World Suicide Prevention Day: Emotional Awareness, A Kind Environment Can Help Children Understand Mental Health Better
Fostering Mental Health in Children
The Covid-crisis has increased the instance of anxiety and depression four-fold across the world. These challenging times have highlighted the importance of mental health.
Even before the pandemic hit, mental health impacted over 10 per cent of the global population across their lifetime, and more than 20 per cent of adolescents and children had mental health concerns.
Over 90 per cent of school children are confined at home for the past six months due to the pandemic.
Now, more than ever, children need to build skills to cope with stressors.
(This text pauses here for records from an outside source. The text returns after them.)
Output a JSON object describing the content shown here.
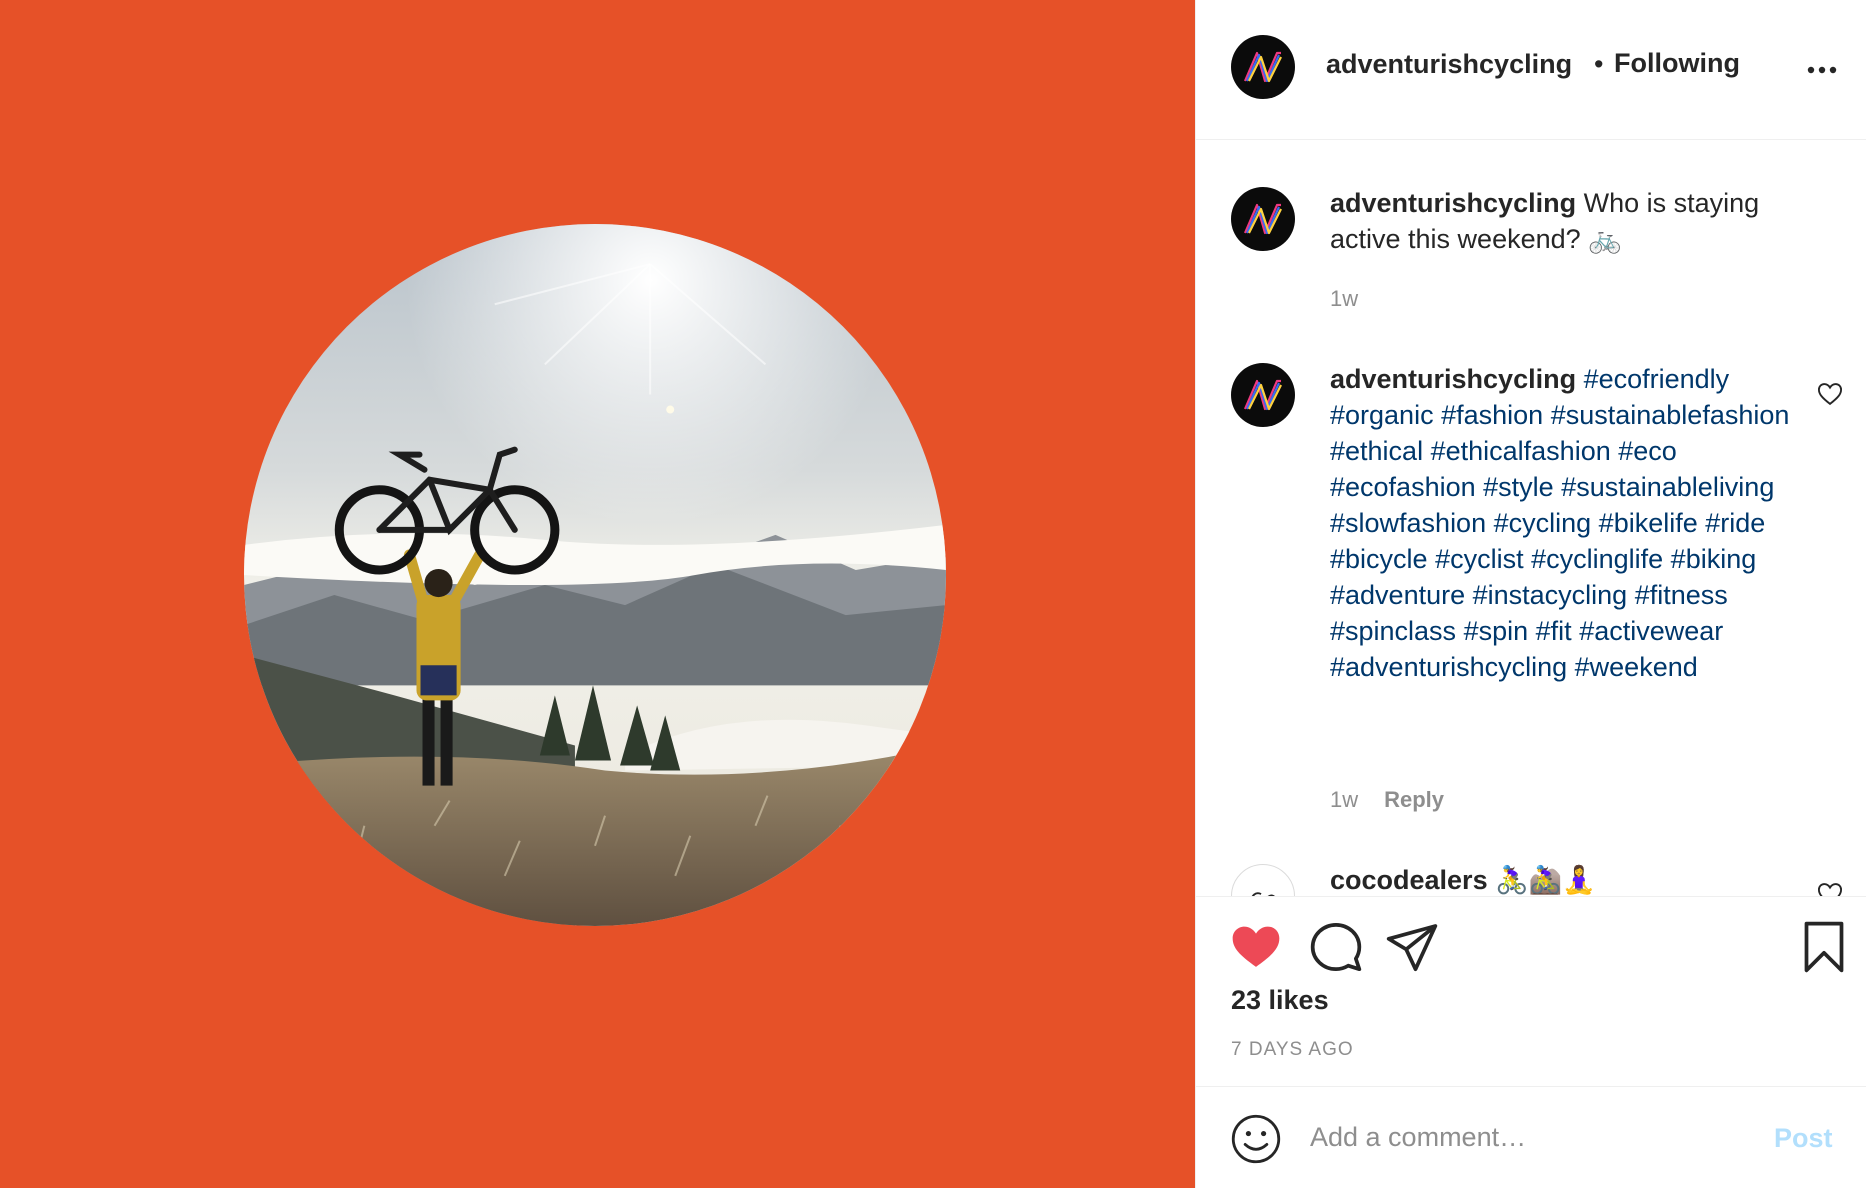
{
  "media": {
    "background_color": "#e65128",
    "alt": "Cyclist lifting a mountain bike overhead on a frosty hilltop above the clouds"
  },
  "post": {
    "username": "adventurishcycling",
    "separator": "•",
    "follow_status": "Following",
    "more_icon": "more-horizontal-icon"
  },
  "comments": [
    {
      "username": "adventurishcycling",
      "text": "Who is staying active this weekend? 🚲",
      "time": "1w"
    },
    {
      "username": "adventurishcycling",
      "hashtags": [
        "#ecofriendly",
        "#organic",
        "#fashion",
        "#sustainablefashion",
        "#ethical",
        "#ethicalfashion",
        "#eco",
        "#ecofashion",
        "#style",
        "#sustainableliving",
        "#slowfashion",
        "#cycling",
        "#bikelife",
        "#ride",
        "#bicycle",
        "#cyclist",
        "#cyclinglife",
        "#biking",
        "#adventure",
        "#instacycling",
        "#fitness",
        "#spinclass",
        "#spin",
        "#fit",
        "#activewear",
        "#adventurishcycling",
        "#weekend"
      ],
      "time": "1w",
      "reply_label": "Reply"
    },
    {
      "username": "cocodealers",
      "text": "🚴‍♀️🚵‍♀️🧘‍♀️"
    }
  ],
  "actions": {
    "like_icon": "heart-filled-icon",
    "comment_icon": "comment-icon",
    "share_icon": "paper-plane-icon",
    "save_icon": "bookmark-icon",
    "like_color": "#ed4956"
  },
  "likes": "23 likes",
  "age": "7 DAYS AGO",
  "add_comment": {
    "placeholder": "Add a comment…",
    "post_label": "Post",
    "post_color": "#b2dffc"
  },
  "theme": {
    "text": "#262626",
    "secondary": "#8e8e8e",
    "hashtag": "#00376b",
    "border": "#efefef"
  }
}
And, parents play an important role in helping nurture skills of resilience.
On World Suicide Prevention Day, Dr Rajesh Parikh, MD, Director Medical Research & Hon. Neuropsychiatrist at Jaslok Hoapital & Research Centre, Mumbai, shares ways in which parents can help.
The first step to improving mental well-being is learning to recognise one's emotions. Expanding a child’s emotional vocabulary helps them identify what they are feeling and express themselves better. Awareness of emotions is not only limited to labelling them, but also identifying how they feel in the body and what thoughts and behaviours are attached to them.
Mental illness may result from biological, genetic or psychological stress. Educating children about the nature of mental illness, helps reduce stigma and increases empathy. It also equips them to identify negative emotions within themselves and others.
Promoting Mental Wellness
Mental health isn’t merely about a life free of illness but a life which is meaningfully engaged in activities and relationships. It doesn’t necessitate that children are always happy. Instead it focuses on being comfortable in emotions they experience and building skills to cope with stressors.
Coping Skills And Building Resilience
Protecting children from challenges does not make them resilient. Research from 20 studies has shown that when children have been taught how to address faulty thinking and develop problem solving skills, negotiation and relaxation, they have lower levels of anxiety and depression.
A safe and nurturing environment encourages children to express feelings and desires. Creating a home environment which allows for failures and provides opportunities to learn fosters self-esteem and resilience.
Modelling Mental Wellbeing
Research consistently indicates that children model their parent’s behaviours. As parents, it is important to be congruent in what is said and one’s behaviour. Learning from observation is the best ways behaviours are retained.
A study in the American Journal of Public Health found that children as young as 5 years, when taught skills such as regulating their emotions were successful at work in adulthood and less prone to mental illnesses. Adults have a vital role in fostering children’s mental health.